This weekend marked the opening of X-Men: Days of Future Past, the latest installment in the wildly successful X-Men movie franchise. For those who are unfamiliar with the X-Men series, the stories revolve around groups of ‘mutants,’ super-powered beings who supposedly represent the next stage in human evolution and whose powers run the gamut from [...]
I’m back at the BPS Research Digest today, with my second of three guest posts this week on recent social psychological research. My second post is on a recent paper published by P.J.

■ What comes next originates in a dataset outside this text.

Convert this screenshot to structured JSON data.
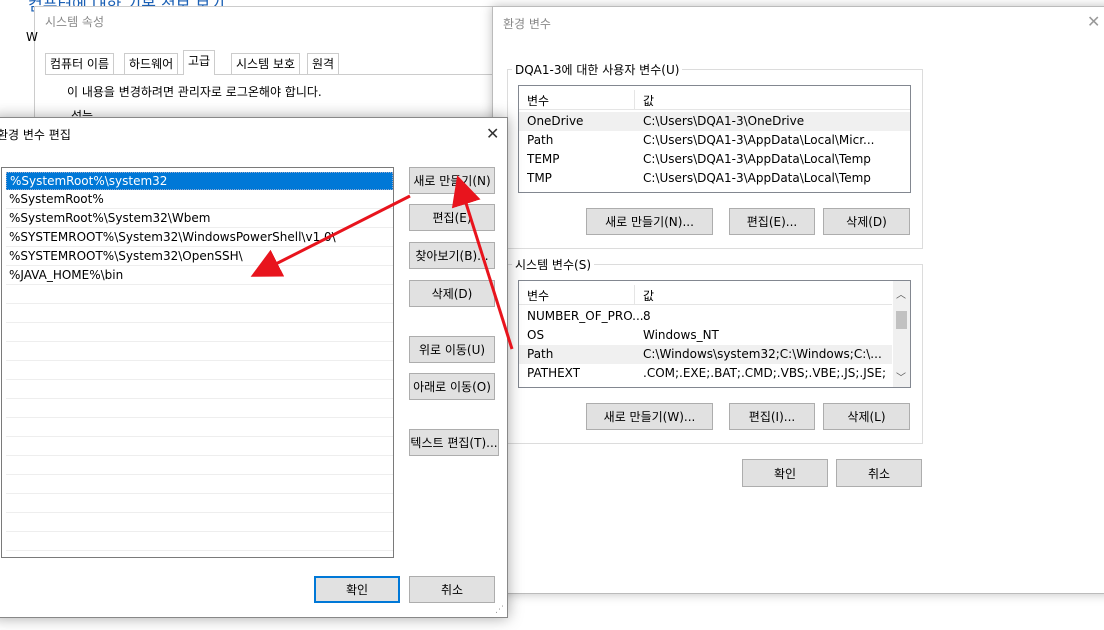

When Danielle N. Lee, a PhD biologist, was likened to a whore last week for declining to work for free, I was furious. She and Scicurious proposed a series of posts on diversity in science and I reached out, asking if my perspective as a woman physician might be of interest.
Re blog inquiry: @sciam is a publication for discovering science. The post was not appropriate for this area & was therefore removed. — Mariette DiChristina (@mdichristina) October 12, 2013 This is not a post about discovering science.
I spend a lot of time talking with friends and colleagues about societal issues that we find meaningful and important. Racism. Sexism. Cultural sensitivity.
When George Zimmerman saw Trayvon Martin walking down the street in Sanford, Florida, he quickly assumed that the Black, hoodie-clad teenager was carrying a weapon.
I’ve seen a number of tweets and blog comments over the last few days wondering – some nicely, some not so nicely – why so many of us reacted more strongly to Scientific American’s response to Dr.
Please Welcome Guest Post , from my old stomping grounds at U Penn, Caleph Wilson! Diversity has become a watchword in the scientific community.
Please welcome the second in the guest post series, the fantastic D-list monktress, Hermitage! So, I’m one of the ‘bloggers you’ve never heard of’ that Scicurious has graciously invited to be part of her diversity guest post series.
Guest post by Michelle Munyikwa I am currently still reveling in Black History Month. Yes, it is no longer February. But I hope to retain that mindfulness, grasping onto this moment each year that forces us to pay attention to the stories of black peoples across America and draws into stark relief how histories have [...]
Guest Post 3: If these blogs could talk: characterizing power, privilege, and everyday life in the sciences
Please welcome the next guest group, the Microaggression Tumblr! The discussions sparked by the recent removal of DNLee’s blog post about her treatment by a member of the scientific community is a great teaching moment on how marginalization in the sciences, or any sector of society, operates in everyday life.
Please welcome our fifth guest post, from AmasianV! In the aftermath of SciAm’s recent snafu handling of DNLee’s post, in which she recounted her interaction with an editor who called her an “urban whore,” Sci asked me to guest blog for a series of posts aimed at getting more diverse voices heard.
Guest post by Michelle Munyikwa The skull was smaller than I expected it to be, shockingly light in my hands. Despite its yellow-stained surface it had the appearance of being well kept, almost as if it had been polished.